H. S. Packard, del. No publisher or lithographer noted. A collage of images of the resort. The images are Central Building and Cottages, Bath House, Interior View of the Bath, Ballroom, Broadway Row, Bowling & Shooting Alleys, The Drinking Spring, Approach to the Hotel, and an untitled overview of the Springs. Accessed from “The Old Print Shop.”

The Sweet Springs Resort stayed open through the Civil War. However, after the war, vacation-goers started to travel to retreats closer to rail lines. Sweet Springs Resort operated until 1930. The state of West Virginia acquired the property in 1945 to use as a home for the elderly until 1991. The park changed hands a few times before landing in the hands of Ashby Berkeley in 2015 who then gave the property to the Sweet Springs Resort Park Foundation Inc.—a 501(c)(3) nonprofit volunteer organization dedicated to the restoration of “Old Sweet.”2 Ashby Berkeley is the project manager for the organization.

Once the resort structures were protected from extensive water damage, trail planning and building began in August of 2023. Volunteers and staff from the Allegheny Trail worked to clear the Sweet Springs Turnpike coach road of vegetation and garbage. In October 2023, the first phase of the trail was opened and an application for the Sweet Springs Turnpike Trail to be a National Recreational Trail was submitted. The United States Department of the Interior approved Sweet Springs Resort Foundation Inc.’s application on May 31, 2024.

Volunteers at a trail clean-up in 2023 which removed over 100 tires and other garbage left by a dumping area on Peters Mountain. Photo from Sweet Springs Resort Foundation Inc.

Since the trail opened, the Sweet Springs Turnpike Trail has grown to include a mountain biking trail. Plans for the trail include joining the Allegheny Trail to replace a section of 11 miles of roadway walking. Once that pathway is complete, the two trails will join the Appalachian Trail—the world’s longest hiking-only footpath which stretches from Maine to Georgia.

After checking into the Sweet Springs Resort Foundation Inc. office, hikers can enjoy the one-mile-long Sweet Springs Turnpike Trail as an out-and-back path or as a loop with the Three Sisters Trail. Trekkers will ascend a gentle incline that features views of the surrounding valley and mountains. There are three fence crossings on the path to go through as cows may still roam the farm land the path cuts through. As always at the end of any hike, trekkers should check for ticks.
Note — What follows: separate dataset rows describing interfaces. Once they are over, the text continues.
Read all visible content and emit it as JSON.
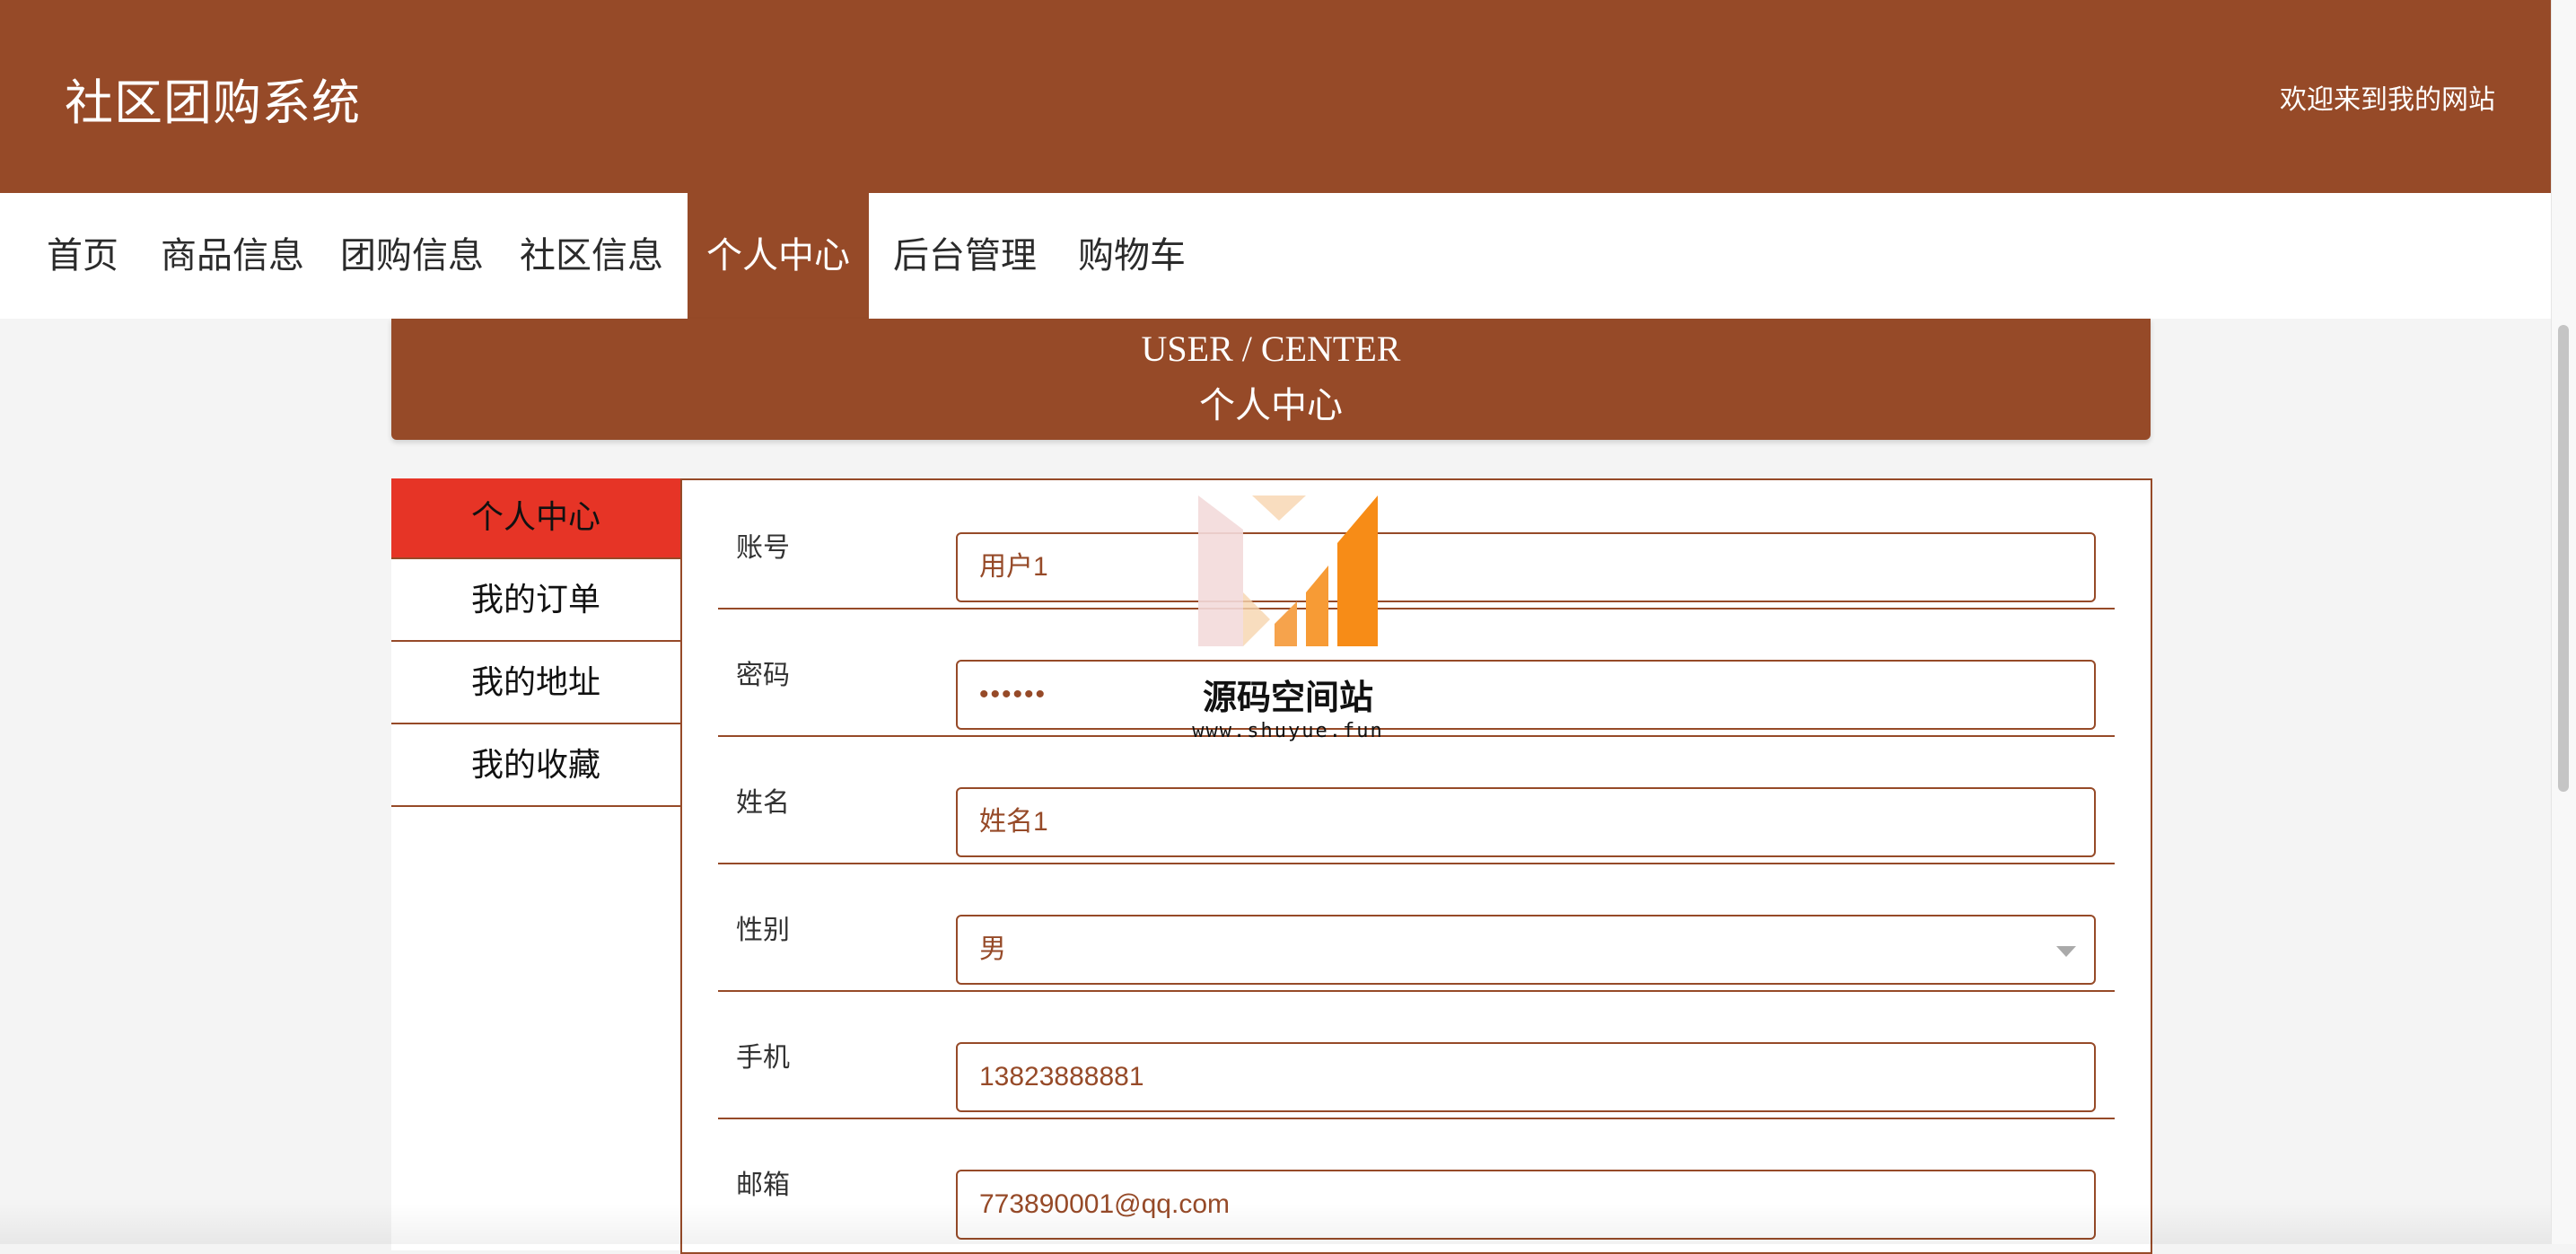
{
  "header": {
    "site_title": "社区团购系统",
    "welcome": "欢迎来到我的网站"
  },
  "nav": {
    "items": [
      {
        "label": "首页"
      },
      {
        "label": "商品信息"
      },
      {
        "label": "团购信息"
      },
      {
        "label": "社区信息"
      },
      {
        "label": "个人中心"
      },
      {
        "label": "后台管理"
      },
      {
        "label": "购物车"
      }
    ],
    "active": "个人中心"
  },
  "banner": {
    "en": "USER / CENTER",
    "cn": "个人中心"
  },
  "sidebar": {
    "items": [
      {
        "label": "个人中心"
      },
      {
        "label": "我的订单"
      },
      {
        "label": "我的地址"
      },
      {
        "label": "我的收藏"
      }
    ],
    "active": "个人中心"
  },
  "form": {
    "fields": [
      {
        "label": "账号",
        "value": "用户1"
      },
      {
        "label": "密码",
        "value": "••••••"
      },
      {
        "label": "姓名",
        "value": "姓名1"
      },
      {
        "label": "性别",
        "value": "男"
      },
      {
        "label": "手机",
        "value": "13823888881"
      },
      {
        "label": "邮箱",
        "value": "773890001@qq.com"
      }
    ]
  },
  "watermark": {
    "text": "源码空间站",
    "url": "www.shuyue.fun"
  },
  "colors": {
    "brand": "#964a28",
    "sidebar_active": "#e63426",
    "background": "#f4f4f4"
  }
}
Sweet Springs Resort Foundation Inc. volunteers maintain the Sweet Springs Turnpike Trail and use it and the surrounding resort as a hub for public education on environmental stewardship and history—including the history of the indigenous peoples who lived in the area and the enslaved peoples who built and worked within the resort before the Civil War. Sweet Springs Resort Foundation Inc. also offers tours, and overnight stays for paranormal investigators of all skill levels, and is a venue for weddings and events.
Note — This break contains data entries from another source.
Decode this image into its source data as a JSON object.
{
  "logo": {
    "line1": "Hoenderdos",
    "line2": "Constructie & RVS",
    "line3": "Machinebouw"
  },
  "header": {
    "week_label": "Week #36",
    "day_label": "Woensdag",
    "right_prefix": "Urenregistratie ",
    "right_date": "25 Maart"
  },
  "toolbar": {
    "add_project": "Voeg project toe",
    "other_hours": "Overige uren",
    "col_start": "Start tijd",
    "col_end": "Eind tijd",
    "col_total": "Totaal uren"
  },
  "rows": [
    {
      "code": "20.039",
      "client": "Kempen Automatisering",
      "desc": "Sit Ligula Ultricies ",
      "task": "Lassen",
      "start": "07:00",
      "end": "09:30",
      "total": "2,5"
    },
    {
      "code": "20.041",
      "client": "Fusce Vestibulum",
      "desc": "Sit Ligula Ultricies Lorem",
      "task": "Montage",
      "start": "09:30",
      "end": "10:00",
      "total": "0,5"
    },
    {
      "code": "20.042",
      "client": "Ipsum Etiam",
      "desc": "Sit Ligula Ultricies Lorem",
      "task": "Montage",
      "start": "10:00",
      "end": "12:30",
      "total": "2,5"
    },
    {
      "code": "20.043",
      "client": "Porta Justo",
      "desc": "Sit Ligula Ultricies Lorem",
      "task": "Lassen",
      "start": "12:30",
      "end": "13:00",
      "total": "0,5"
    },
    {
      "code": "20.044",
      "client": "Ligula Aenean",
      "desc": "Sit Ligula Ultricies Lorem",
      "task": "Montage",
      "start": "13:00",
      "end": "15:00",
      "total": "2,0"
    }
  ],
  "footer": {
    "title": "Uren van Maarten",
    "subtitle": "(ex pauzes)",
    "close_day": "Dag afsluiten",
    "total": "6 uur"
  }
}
Contact information for Sweet Springs Resort Foundation Inc.

Mailing: 19540 Sweet Springs Valley Road, Sweet Springs, WV 24941

GPS: 1 Jefferson Lane, Sweet Springs, WV 24941
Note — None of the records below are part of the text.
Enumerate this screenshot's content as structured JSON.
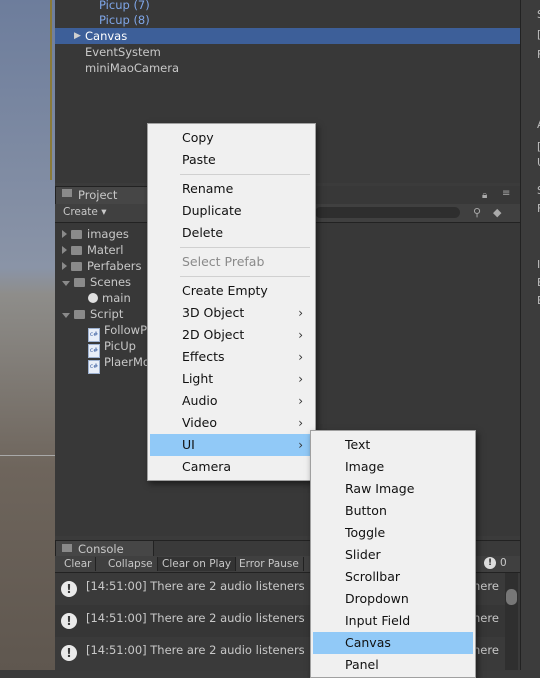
{
  "hierarchy": {
    "items": [
      {
        "label": "Picup (7)",
        "style": "blue"
      },
      {
        "label": "Picup (8)",
        "style": "blue"
      },
      {
        "label": "Canvas",
        "style": "selected"
      },
      {
        "label": "EventSystem",
        "style": "normal"
      },
      {
        "label": "miniMaoCamera",
        "style": "normal"
      }
    ]
  },
  "project": {
    "tab_label": "Project",
    "create_label": "Create ▾",
    "tree": [
      {
        "label": "images",
        "type": "folder"
      },
      {
        "label": "Materl",
        "type": "folder"
      },
      {
        "label": "Perfabers",
        "type": "folder"
      },
      {
        "label": "Scenes",
        "type": "folder"
      },
      {
        "label": "main",
        "type": "scene"
      },
      {
        "label": "Script",
        "type": "folder"
      },
      {
        "label": "FollowPl",
        "type": "script"
      },
      {
        "label": "PicUp",
        "type": "script"
      },
      {
        "label": "PlaerMo",
        "type": "script"
      }
    ]
  },
  "console": {
    "tab_label": "Console",
    "buttons": [
      "Clear",
      "Collapse",
      "Clear on Play",
      "Error Pause"
    ],
    "count": "0",
    "messages": [
      "[14:51:00] There are 2 audio listeners",
      "[14:51:00] There are 2 audio listeners",
      "[14:51:00] There are 2 audio listeners"
    ],
    "overflow_text": "here"
  },
  "context_menu": {
    "items": [
      {
        "label": "Copy"
      },
      {
        "label": "Paste"
      },
      {
        "label": "Rename"
      },
      {
        "label": "Duplicate"
      },
      {
        "label": "Delete"
      },
      {
        "label": "Select Prefab",
        "disabled": true
      },
      {
        "label": "Create Empty"
      },
      {
        "label": "3D Object",
        "submenu": true
      },
      {
        "label": "2D Object",
        "submenu": true
      },
      {
        "label": "Effects",
        "submenu": true
      },
      {
        "label": "Light",
        "submenu": true
      },
      {
        "label": "Audio",
        "submenu": true
      },
      {
        "label": "Video",
        "submenu": true
      },
      {
        "label": "UI",
        "submenu": true,
        "highlighted": true
      },
      {
        "label": "Camera"
      }
    ],
    "arrow": "›"
  },
  "ui_submenu": {
    "items": [
      "Text",
      "Image",
      "Raw Image",
      "Button",
      "Toggle",
      "Slider",
      "Scrollbar",
      "Dropdown",
      "Input Field",
      "Canvas",
      "Panel"
    ],
    "highlighted": "Canvas"
  },
  "inspector": {
    "chars": [
      "S",
      "[",
      "F",
      "A",
      "[",
      "U",
      "S",
      "F",
      "I",
      "E",
      "E"
    ]
  },
  "colors": {
    "selection": "#3d5f99",
    "menu_highlight": "#91c9f7",
    "prefab_text": "#7fa6e8"
  }
}
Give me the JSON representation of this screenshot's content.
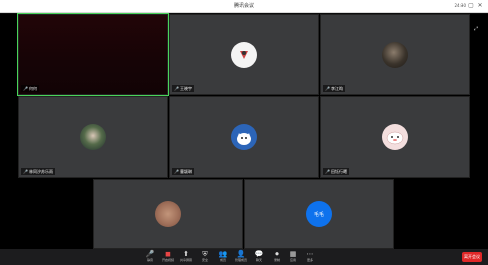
{
  "window": {
    "title": "腾讯会议",
    "time": "24:30",
    "controls": [
      "minimize-icon",
      "maximize-icon",
      "close-icon"
    ]
  },
  "top_right": {
    "view_label": "宫格视图",
    "buttons": [
      "layout-icon",
      "fullscreen-icon"
    ]
  },
  "participants": [
    {
      "name": "何何",
      "mic": "on",
      "avatar": "video",
      "speaking": true
    },
    {
      "name": "王晓宇",
      "mic": "on",
      "avatar": "white-logo"
    },
    {
      "name": "李江昀",
      "mic": "on",
      "avatar": "dark-photo"
    },
    {
      "name": "林同汐苏乐雨",
      "mic": "on",
      "avatar": "green-photo"
    },
    {
      "name": "曹颖琳",
      "mic": "on",
      "avatar": "blue-cartoon"
    },
    {
      "name": "田钰行曦",
      "mic": "off",
      "avatar": "pink-cartoon"
    },
    {
      "name": "",
      "mic": "on",
      "avatar": "tan-photo"
    },
    {
      "name": "",
      "mic": "on",
      "avatar": "initials",
      "initials": "毛毛"
    }
  ],
  "toolbar": {
    "buttons": [
      {
        "icon": "microphone-icon",
        "label": "静音"
      },
      {
        "icon": "camera-icon",
        "label": "开启视频"
      },
      {
        "icon": "share-screen-icon",
        "label": "共享屏幕"
      },
      {
        "icon": "security-icon",
        "label": "安全"
      },
      {
        "icon": "participants-icon",
        "label": "成员"
      },
      {
        "icon": "manage-icon",
        "label": "管理成员"
      },
      {
        "icon": "chat-icon",
        "label": "聊天"
      },
      {
        "icon": "record-icon",
        "label": "录制"
      },
      {
        "icon": "apps-icon",
        "label": "应用"
      },
      {
        "icon": "more-icon",
        "label": "更多"
      }
    ],
    "end_label": "离开会议"
  }
}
  1. West Virginia Humanities Council, the West Virginia Encyclopedia, “Sweet Springs,”
  2. Sweet Springs Resort Park Foundation Inc. “Hisotry of the National Recreational Trail, Historic Sweet Springs Turnpike Trail” Press Release.
  3. Papers of the Randolph family of Edgehill and Wilson Cary Nicholas, 1725-1826, Accession #5533, Special Collections, University of Virginia Library. 19th century copy. Accessed through University of Virginia, Historical Collections at the Claude Moore Health Science Library, “Taking the Waters: 19th Century Medicinal Springs of Virginia”.